Add citations

You must login to add citations.
  1. Mutuality: A Root Principle for Marketing Ethics.Juan M. Elegido - 2016 - African Journal of Business Ethics 10 (1).
    This paper seeks to identify a mid-level unifying ethical principle that may help clarify and articulate the ethical responsibilities of business firms in the field of marketing ethics. The paper examines critically the main principles which have been proposed to date in the literature, namely consumer sovereignty, preserving the conditions of an acceptable exchange, paternalism, and the perfect competition ideal, and concludes that all of them are vulnerable to damaging criticisms. The paper articulates and defends the mutuality principle as the (...)
    Direct download (3 more)  
     
    Export citation  
     
    Bookmark  
  • The Quest to Improve the Human Condition: The First 1 500 Articles Published in Journal of Business Ethics. [REVIEW]Denis Collins - 2000 - Journal of Business Ethics 26 (1):1 - 73.
    In 1999, the Journal of Business Ethics published its 1 500th article. This article commemorates the journal's quest "to improve the human condition" (Michalos, 1988, p. 1) with a summary and assessment of the first eighteen volumes. The first part provides an overview of JBE, highlighting the journal's growth, types of methodologies published, and the breadth of the field. The second part provides a detailed account of the quantitative research findings. Major research topics include (1) prevalence of ethical behavior, (2) (...)
    Direct download (5 more)  
     
    Export citation  
     
    Bookmark   67 citations  
  • Managing New Salespeople’s Ethical Behaviors During Repetitive Failures: When Trying to Help Actually Hurts.Willy Bolander, William J. Zahn, Terry W. Loe & Melissa Clark - 2017 - Journal of Business Ethics 144 (3):519-532.
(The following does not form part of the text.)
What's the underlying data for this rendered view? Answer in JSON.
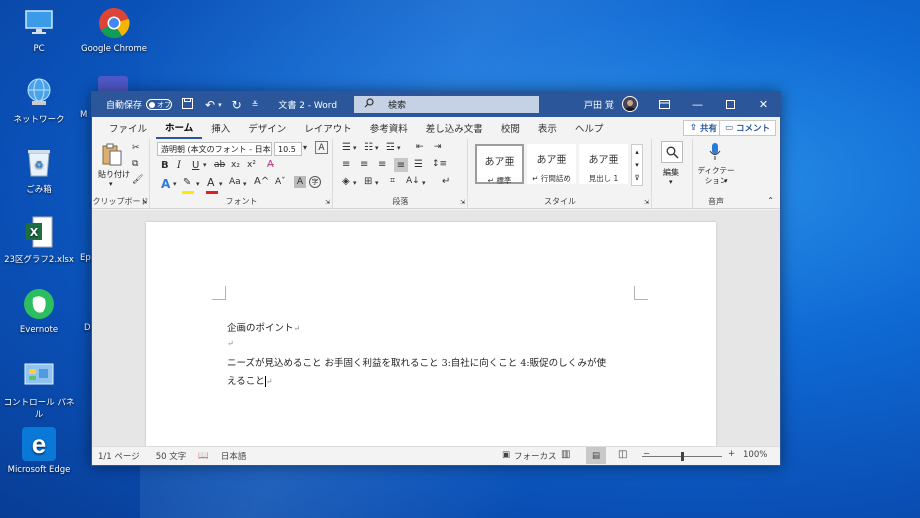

    Despite acknowledgment that performance failure among new salespeople is a prevalent issue for organizations, researchers do not fully understand the consequences of repetitive periods of failure on new salespeople’s unethical selling behaviors. Further, little is known about how a sales force’s reward structure and managerial attempts to intervene following failure affect new salespeople’s behavior. Combining an experiment with longitudinal growth models, we show that repetitive periods of failure increase unethical behaviors, and interventions intended to remind the salesperson to behave in (...)
    Direct download (2 more)  
     
    Export citation  
     
    Bookmark   2 citations